• Task to complete
With nothing added or dropped, output every record below exactly.

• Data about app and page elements
+---+

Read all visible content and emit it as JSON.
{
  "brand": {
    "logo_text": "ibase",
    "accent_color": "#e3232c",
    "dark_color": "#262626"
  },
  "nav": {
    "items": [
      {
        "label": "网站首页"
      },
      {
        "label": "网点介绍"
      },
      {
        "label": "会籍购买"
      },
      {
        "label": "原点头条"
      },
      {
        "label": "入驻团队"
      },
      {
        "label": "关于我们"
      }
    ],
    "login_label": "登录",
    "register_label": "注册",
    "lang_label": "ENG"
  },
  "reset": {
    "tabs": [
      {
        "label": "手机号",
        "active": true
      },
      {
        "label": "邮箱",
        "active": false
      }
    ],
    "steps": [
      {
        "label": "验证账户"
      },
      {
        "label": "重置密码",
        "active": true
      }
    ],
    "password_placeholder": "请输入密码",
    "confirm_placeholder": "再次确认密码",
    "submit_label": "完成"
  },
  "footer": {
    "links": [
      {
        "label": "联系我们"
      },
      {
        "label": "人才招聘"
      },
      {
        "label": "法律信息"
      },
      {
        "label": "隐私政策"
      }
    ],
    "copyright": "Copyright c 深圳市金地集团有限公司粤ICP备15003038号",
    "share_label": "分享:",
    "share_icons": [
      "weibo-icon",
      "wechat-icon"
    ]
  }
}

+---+

• Response to this task
Read all visible content and emit it as JSON.
{
  "brand": {
    "logo_text": "ibase",
    "accent_color": "#e3232c",
    "dark_color": "#262626"
  },
  "nav": {
    "items": [
      {
        "label": "网站首页"
      },
      {
        "label": "网点介绍"
      },
      {
        "label": "会籍购买"
      },
      {
        "label": "原点头条"
      },
      {
        "label": "入驻团队"
      },
      {
        "label": "关于我们"
      }
    ],
    "login_label": "登录",
    "register_label": "注册",
    "lang_label": "ENG"
  },
  "reset": {
    "tabs": [
      {
        "label": "手机号",
        "active": true
      },
      {
        "label": "邮箱",
        "active": false
      }
    ],
    "steps": [
      {
        "label": "验证账户"
      },
      {
        "label": "重置密码",
        "active": true
      }
    ],
    "password_placeholder": "请输入密码",
    "confirm_placeholder": "再次确认密码",
    "submit_label": "完成"
  },
  "footer": {
    "links": [
      {
        "label": "联系我们"
      },
      {
        "label": "人才招聘"
      },
      {
        "label": "法律信息"
      },
      {
        "label": "隐私政策"
      }
    ],
    "copyright": "Copyright c 深圳市金地集团有限公司粤ICP备15003038号",
    "share_label": "分享:",
    "share_icons": [
      "weibo-icon",
      "wechat-icon"
    ]
  }
}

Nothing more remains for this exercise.